Q&A: Gaza conflict
Gaza conflict map
It is encouraging to see the relationship between China and Taiwan improving. Practical aspects like increased flights and trade will benefit both countries. Maybe China is willing to engage because they envision another “one country – two systems” arrangement evolving which would allow both China and Taiwan to save face while continuing on their current paths. Let’s hope so.
See BBC’s China and Taiwan in landmark deal
As contended in our Financial Crisis 2008 notes, it is likely that Africa will not suffer the same fate as Western economies in this implosion of the financial markets. In this report the BBC asks Can Africa gain in the credit crisis?
I see a number of issues in Africa’s favour:
- It is coming from a low level of economic activity so there is plenty of room to grow industry and consumption.
- It has tremendous resources – mineral, land and people – which can be managed better,
- It is increasingly stable and benefitting from educated, experienced returning Africans.
- It has developed productive relationships with China which provides appropriate technology for its level of development and requires the mineral commodities that Africa offers. The cultures know how to deal with one another and there is little stigma of colonisation or exploitation.
- There is tremendous commercial interest from investors.
There remain serous risks as in any emerging market. And some countries’ political risk is grossly unattractive. But overall, Africa is looking like a good bet. But go there with a friend, do your due diligence and don’t overpay.
A new film shows the reality of life for people in the middle east. A simple story of students breaking curfew to go to a school reunion it brings to life the tension and impossibility of humanity in the middle east. It will not be released till April, but this review gives a sense of the film and its story.

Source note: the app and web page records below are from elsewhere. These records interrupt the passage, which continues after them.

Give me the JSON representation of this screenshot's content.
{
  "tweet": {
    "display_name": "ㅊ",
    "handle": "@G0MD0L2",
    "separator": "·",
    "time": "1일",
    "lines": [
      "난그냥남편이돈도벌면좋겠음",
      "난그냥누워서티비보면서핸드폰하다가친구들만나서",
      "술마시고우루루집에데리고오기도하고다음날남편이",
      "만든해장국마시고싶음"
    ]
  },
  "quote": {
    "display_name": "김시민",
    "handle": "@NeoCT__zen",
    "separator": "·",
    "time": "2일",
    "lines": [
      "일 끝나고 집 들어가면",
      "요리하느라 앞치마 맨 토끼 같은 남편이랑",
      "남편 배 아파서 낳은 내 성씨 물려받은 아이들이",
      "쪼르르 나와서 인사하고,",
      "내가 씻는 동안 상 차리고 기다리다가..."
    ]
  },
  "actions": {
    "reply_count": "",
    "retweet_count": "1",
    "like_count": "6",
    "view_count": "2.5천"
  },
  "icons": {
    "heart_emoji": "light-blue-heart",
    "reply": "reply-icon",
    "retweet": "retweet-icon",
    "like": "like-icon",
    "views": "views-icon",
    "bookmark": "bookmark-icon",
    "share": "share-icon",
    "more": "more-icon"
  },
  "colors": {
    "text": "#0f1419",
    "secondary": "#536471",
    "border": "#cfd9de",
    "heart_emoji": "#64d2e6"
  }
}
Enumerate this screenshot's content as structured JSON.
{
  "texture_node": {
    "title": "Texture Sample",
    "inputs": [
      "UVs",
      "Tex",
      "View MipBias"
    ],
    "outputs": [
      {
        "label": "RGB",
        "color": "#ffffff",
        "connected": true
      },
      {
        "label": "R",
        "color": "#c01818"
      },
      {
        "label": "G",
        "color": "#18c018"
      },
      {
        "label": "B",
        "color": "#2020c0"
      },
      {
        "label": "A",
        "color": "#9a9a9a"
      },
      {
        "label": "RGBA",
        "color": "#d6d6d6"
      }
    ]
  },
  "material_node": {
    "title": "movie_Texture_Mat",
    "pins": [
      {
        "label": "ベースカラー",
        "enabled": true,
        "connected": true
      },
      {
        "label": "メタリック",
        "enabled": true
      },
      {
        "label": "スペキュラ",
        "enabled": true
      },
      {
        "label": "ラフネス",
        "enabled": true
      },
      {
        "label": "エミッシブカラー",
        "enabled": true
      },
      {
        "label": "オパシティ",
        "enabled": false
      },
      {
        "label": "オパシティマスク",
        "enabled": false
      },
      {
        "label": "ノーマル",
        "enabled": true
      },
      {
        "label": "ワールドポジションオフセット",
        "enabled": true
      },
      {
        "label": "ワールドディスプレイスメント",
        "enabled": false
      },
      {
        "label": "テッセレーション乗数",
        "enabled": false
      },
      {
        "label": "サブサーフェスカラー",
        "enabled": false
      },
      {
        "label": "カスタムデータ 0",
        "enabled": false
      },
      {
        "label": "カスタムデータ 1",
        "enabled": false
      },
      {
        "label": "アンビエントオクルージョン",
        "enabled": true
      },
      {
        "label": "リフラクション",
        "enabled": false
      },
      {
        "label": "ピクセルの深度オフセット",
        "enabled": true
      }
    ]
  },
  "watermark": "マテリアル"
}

India has banned somking in public. This is a bold move. On the upside it will reduce deaths and illness from both passive and active smoking, will encourage healthier lifestyle and will also support a transition to a more enlightened social dynamic (as the “cowboy” image is depreciated). But it will not be easy to implement in such a chaotic and diverse culture. There may even be a tendency to abuse the new law. It is certainly a bold, pioneering step in teh right direction.
Indian ban on smoking in public by BBC
Commentary Indians told to stub it out in public by BBC
So, the media leads with the headline that China’s economy slowed during the olympics because businesses were closed to help clear the atmosphere.
But its important to get the detail. The rate of growth remains high. Far beyond what western economies are experiencing.
- industrial output growth of 12.8% in August
- retail sales up at an annual rate of 23.2% in August
- and the economy grew at 10.1% for the second quarter of this year.